It has an opportunity for all sizes (still), a skill set for all hand-on-ball sports, and has an environment that suits both men and women.
To promote this code, especially at its lowest ebb, is without a doubt a good investment.
There are four football codes in Australia and all of them have a place, but rugby union has a global market that supports all codes when other codes won’t (with the exception of football, of course).
Between 1991 and 2003, rugby union was battling with the NRL and the AFL. Football was nowhere to be seen in a professional sense on the Australian landscape.
The 2003 World Cup final in Australia had 4.3 million viewers in Australia alone. It was one of the highest TV audiences ever. Cathy Freeman was the highest.
Since then, rugby has gone downhill. There is no sugar coating that part.
We all whinge about the referees, especially with cards. The 20-minute red card needs to be adopted, but won’t be, due to the fact the northern hemisphere want blow-outs. But for God’s sake, tackle lower.
As much as I hate an accidental-contact-to-the-head card, lower your height. It’s basic cause and effect.
But back to the article, these funds must be distributed to the grassroots and there most certainly needs to be greater promotion of the code.
If no-one knows about it, they can’t watch it.
Super Rugby and club rugby have been fantastic this season, but unless you’re a rusted-on fan, you wouldn’t know about it.
I’d even go so far as to promote the scrum and not deride it.
It is such a great part of the sport and the power is extraordinary. I would certainly not allow more than one reset, but other than that, let it play and promote the technical side of what is: a great sporting contest.
Obviously the elite, professional part of the equation is important.

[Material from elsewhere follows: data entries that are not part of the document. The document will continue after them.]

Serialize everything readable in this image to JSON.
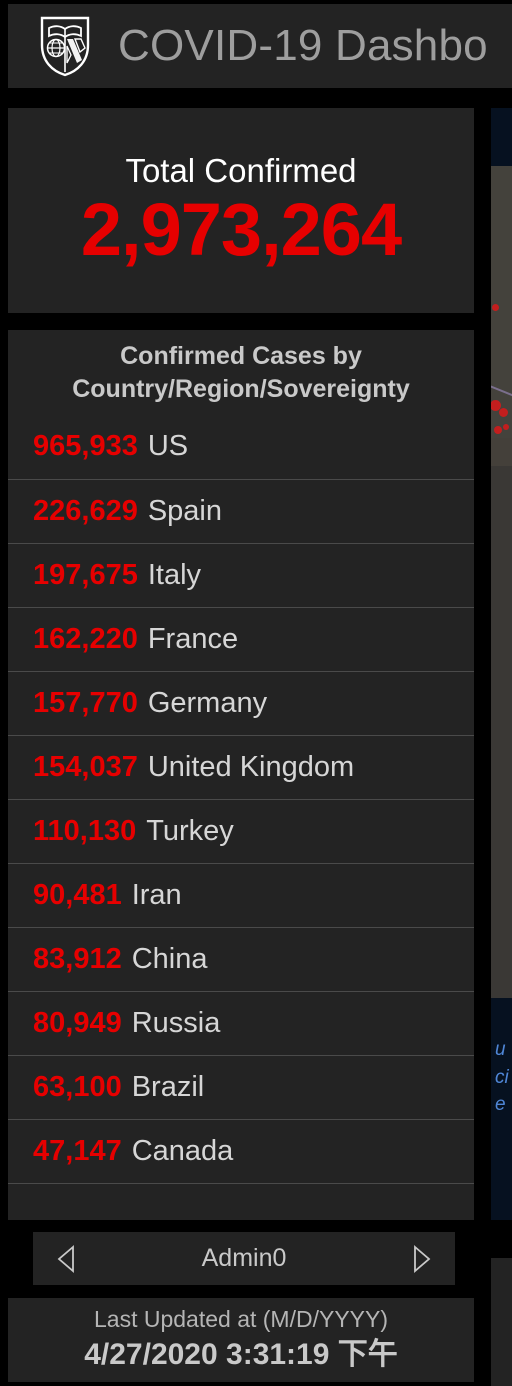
{
  "header": {
    "logo_name": "jhu-shield-logo",
    "title": "COVID-19 Dashbo"
  },
  "total": {
    "label": "Total Confirmed",
    "value": "2,973,264",
    "color": "#e60000"
  },
  "list": {
    "title_line1": "Confirmed Cases by",
    "title_line2": "Country/Region/Sovereignty",
    "rows": [
      {
        "count": "965,933",
        "name": "US"
      },
      {
        "count": "226,629",
        "name": "Spain"
      },
      {
        "count": "197,675",
        "name": "Italy"
      },
      {
        "count": "162,220",
        "name": "France"
      },
      {
        "count": "157,770",
        "name": "Germany"
      },
      {
        "count": "154,037",
        "name": "United Kingdom"
      },
      {
        "count": "110,130",
        "name": "Turkey"
      },
      {
        "count": "90,481",
        "name": "Iran"
      },
      {
        "count": "83,912",
        "name": "China"
      },
      {
        "count": "80,949",
        "name": "Russia"
      },
      {
        "count": "63,100",
        "name": "Brazil"
      },
      {
        "count": "47,147",
        "name": "Canada"
      },
      {
        "count": "",
        "name": ""
      }
    ]
  },
  "pager": {
    "prev_icon": "triangle-left-icon",
    "label": "Admin0",
    "next_icon": "triangle-right-icon"
  },
  "footer": {
    "label": "Last Updated at (M/D/YYYY)",
    "value": "4/27/2020 3:31:19 下午"
  },
  "map": {
    "link_line1": "u",
    "link_line2": "ci",
    "link_line3": "e",
    "marker_color": "#d11b1b",
    "background": "#061120"
  }
}
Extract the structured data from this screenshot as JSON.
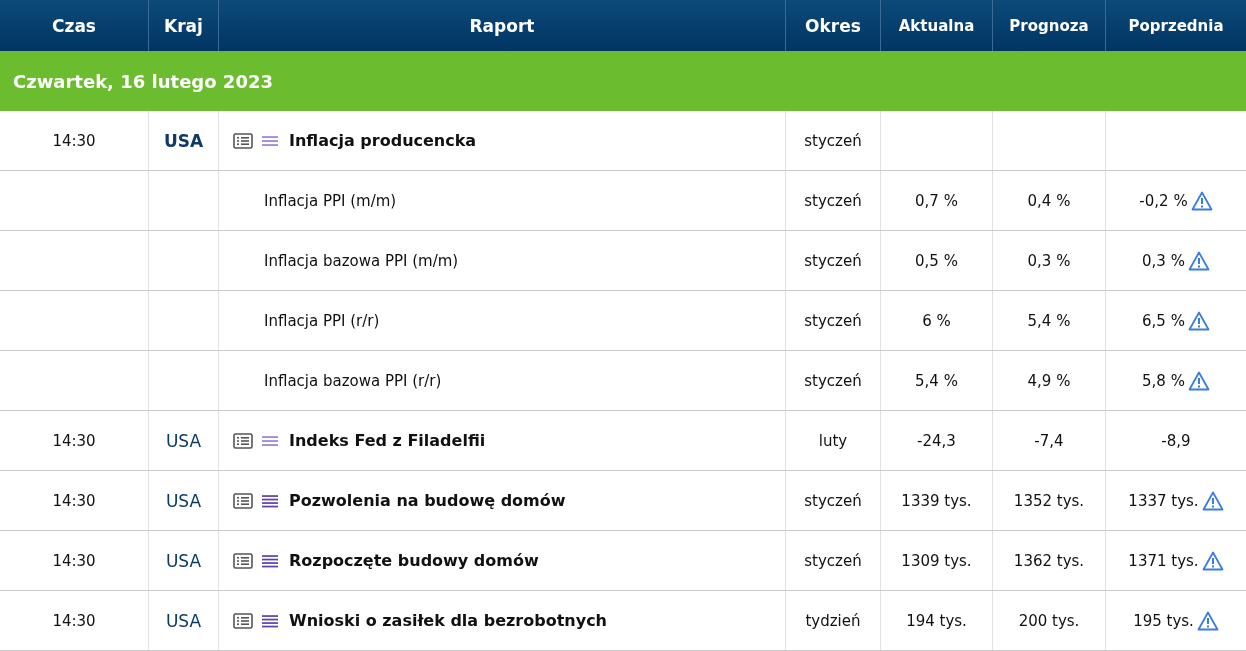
{
  "columns": [
    "Czas",
    "Kraj",
    "Raport",
    "Okres",
    "Aktualna",
    "Prognoza",
    "Poprzednia"
  ],
  "date": "Czwartek, 16 lutego 2023",
  "rows": [
    {
      "kind": "main",
      "time": "14:30",
      "country": "USA",
      "country_bold": true,
      "high_importance": false,
      "report": "Inflacja producencka",
      "period": "styczeń",
      "actual": "",
      "forecast": "",
      "previous": "",
      "revised": false
    },
    {
      "kind": "sub",
      "report": "Inflacja PPI (m/m)",
      "period": "styczeń",
      "actual": "0,7 %",
      "forecast": "0,4 %",
      "previous": "-0,2 %",
      "revised": true
    },
    {
      "kind": "sub",
      "report": "Inflacja bazowa PPI (m/m)",
      "period": "styczeń",
      "actual": "0,5 %",
      "forecast": "0,3 %",
      "previous": "0,3 %",
      "revised": true
    },
    {
      "kind": "sub",
      "report": "Inflacja PPI (r/r)",
      "period": "styczeń",
      "actual": "6 %",
      "forecast": "5,4 %",
      "previous": "6,5 %",
      "revised": true
    },
    {
      "kind": "sub",
      "report": "Inflacja bazowa PPI (r/r)",
      "period": "styczeń",
      "actual": "5,4 %",
      "forecast": "4,9 %",
      "previous": "5,8 %",
      "revised": true
    },
    {
      "kind": "main",
      "time": "14:30",
      "country": "USA",
      "country_bold": false,
      "high_importance": false,
      "report": "Indeks Fed z Filadelfii",
      "period": "luty",
      "actual": "-24,3",
      "forecast": "-7,4",
      "previous": "-8,9",
      "revised": false
    },
    {
      "kind": "main",
      "time": "14:30",
      "country": "USA",
      "country_bold": false,
      "high_importance": true,
      "report": "Pozwolenia na budowę domów",
      "period": "styczeń",
      "actual": "1339 tys.",
      "forecast": "1352 tys.",
      "previous": "1337 tys.",
      "revised": true
    },
    {
      "kind": "main",
      "time": "14:30",
      "country": "USA",
      "country_bold": false,
      "high_importance": true,
      "report": "Rozpoczęte budowy domów",
      "period": "styczeń",
      "actual": "1309 tys.",
      "forecast": "1362 tys.",
      "previous": "1371 tys.",
      "revised": true
    },
    {
      "kind": "main",
      "time": "14:30",
      "country": "USA",
      "country_bold": false,
      "high_importance": true,
      "report": "Wnioski o zasiłek dla bezrobotnych",
      "period": "tydzień",
      "actual": "194 tys.",
      "forecast": "200 tys.",
      "previous": "195 tys.",
      "revised": true
    }
  ]
}
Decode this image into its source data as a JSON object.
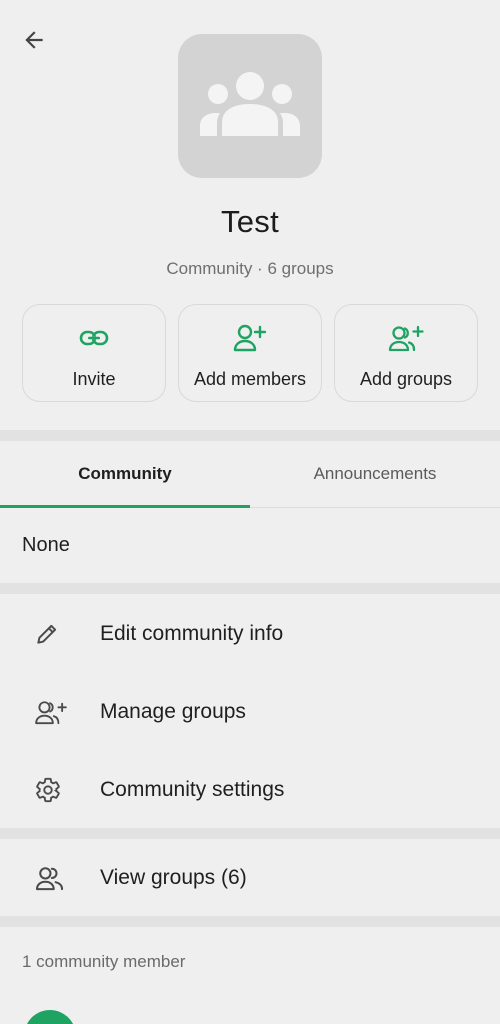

As the great David Campese has stated on Thursday, “one thing the Super Rugby teams should realise is that younger kids are looking for idols”.
The faces are becoming more familiar due to some recent successes, but when the World Cups are secured and private equity has come into effect, let’s promote the hell out of it.